The New York Times
December 1, 2016
LONDON — At least 350 people have come forward to report abuse at the hands of youth soccer coaches in Britain over the past two weeks, the police said Thursday, deepening a child sexual abuse scandal that has engulfed English soccer.
The scandal emerged last month after at least six former professional players publicly said they had been molested as boys in youth programs. The head of the English soccer players’ union last week said at least 20 more former players had come forward, many of them privately.
The National Police Chiefs’ Council on Thursday said police forces had received a “significant” amount of calls since those first public revelations, and a children’s charity for victims of abuse said a new telephone help line it had set up had received 860 calls in its first week, 60 of which were referred to the police or to social services.
The 350 figure cited by the National Police Chiefs’ Council is based on existing investigations as well as the referrals from the help line, officials said. At that size, the scale of the accusations may be even greater than those involving the British television celebrity Jimmy Savile, who, after his death, was found to have sexually abused 72 people, including children.
Peter Wanless, the charity’s chief executive, said the number of soccer players speaking out had caught the entire nation’s attention. “We have had a staggering surge in calls to our football hotline, which reveals the worrying extent of abuse that had been going on within the sport,” he said in a statement.
David Eatock, 40, a former Newcastle United player, became the latest to speak out, telling the BBC on Thursday that he had been groomed between 18 and 21 by the coach George Ormond, who was convicted in 2002 of assaulting seven boys.
Sixteen police forces across Britain are investigating accusations of past and present sexual abuse in soccer, and several clubs are conducting their own investigations. The London team Chelsea confirmed Tuesday that it had hired a law firm to investigate “an individual employed by the club in the 1970s who is now deceased.”
The Football Association, the body that governs soccer in England, which had stayed largely silent when the initial accusations were made, is conducting its own investigation. It has appointed Kate Gallafent, a lawyer with experience in sexual abuse cases, to oversee it. A number of clubs, including Newcastle United, Manchester City and Leeds United, have said they will help the police with their investigations.
The scandal grew out of an interview with Andy Woodward, a former player with the lower-league Crewe Alexandra, that was published by The Guardian on Nov. 16. In the article, Woodward said he had been sexually abused by a former coach, Barry Bennell. Bennell worked as a scout and coach for a number of clubs, including Crewe, across England’s North West during the 1980s.

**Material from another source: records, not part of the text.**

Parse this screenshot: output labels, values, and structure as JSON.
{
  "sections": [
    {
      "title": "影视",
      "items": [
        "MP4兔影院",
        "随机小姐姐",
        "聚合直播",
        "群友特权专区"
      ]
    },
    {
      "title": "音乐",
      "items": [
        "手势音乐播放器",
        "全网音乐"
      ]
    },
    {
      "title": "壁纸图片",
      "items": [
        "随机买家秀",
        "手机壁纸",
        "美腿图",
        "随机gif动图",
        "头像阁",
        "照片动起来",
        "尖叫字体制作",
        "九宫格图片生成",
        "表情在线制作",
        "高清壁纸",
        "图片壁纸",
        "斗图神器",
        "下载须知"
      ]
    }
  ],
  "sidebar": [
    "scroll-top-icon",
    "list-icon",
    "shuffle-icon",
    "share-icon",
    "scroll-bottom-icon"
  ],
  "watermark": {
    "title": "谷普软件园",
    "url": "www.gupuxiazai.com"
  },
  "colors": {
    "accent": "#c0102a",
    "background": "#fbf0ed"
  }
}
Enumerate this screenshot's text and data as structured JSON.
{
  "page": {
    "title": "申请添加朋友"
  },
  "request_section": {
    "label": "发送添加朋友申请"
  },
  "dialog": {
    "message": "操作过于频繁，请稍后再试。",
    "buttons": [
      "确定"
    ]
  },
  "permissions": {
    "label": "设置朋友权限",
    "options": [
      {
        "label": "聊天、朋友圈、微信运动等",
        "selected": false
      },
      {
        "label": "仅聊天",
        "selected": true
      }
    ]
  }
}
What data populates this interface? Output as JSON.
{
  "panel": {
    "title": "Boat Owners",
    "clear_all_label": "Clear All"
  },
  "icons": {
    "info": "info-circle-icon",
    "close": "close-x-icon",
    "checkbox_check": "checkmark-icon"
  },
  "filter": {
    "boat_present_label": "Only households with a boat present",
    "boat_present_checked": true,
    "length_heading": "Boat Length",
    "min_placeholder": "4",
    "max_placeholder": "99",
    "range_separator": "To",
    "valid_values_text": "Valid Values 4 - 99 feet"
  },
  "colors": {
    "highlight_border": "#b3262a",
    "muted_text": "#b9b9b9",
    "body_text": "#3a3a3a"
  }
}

Woodward, now 43, said the abuse began when he was 11 and was invited to stay at Bennell’s house. He said Bennell had silenced him during the years of abuse with threats of further violence and of undermining his prospective soccer career.
Woodward said Crewe had failed in its “duty to protect” those children under its care. Four more former players have since said they had been victims of Bennell.
This week, Bennell was charged with eight counts of child sexual assault for offenses committed between 1981 and 1985.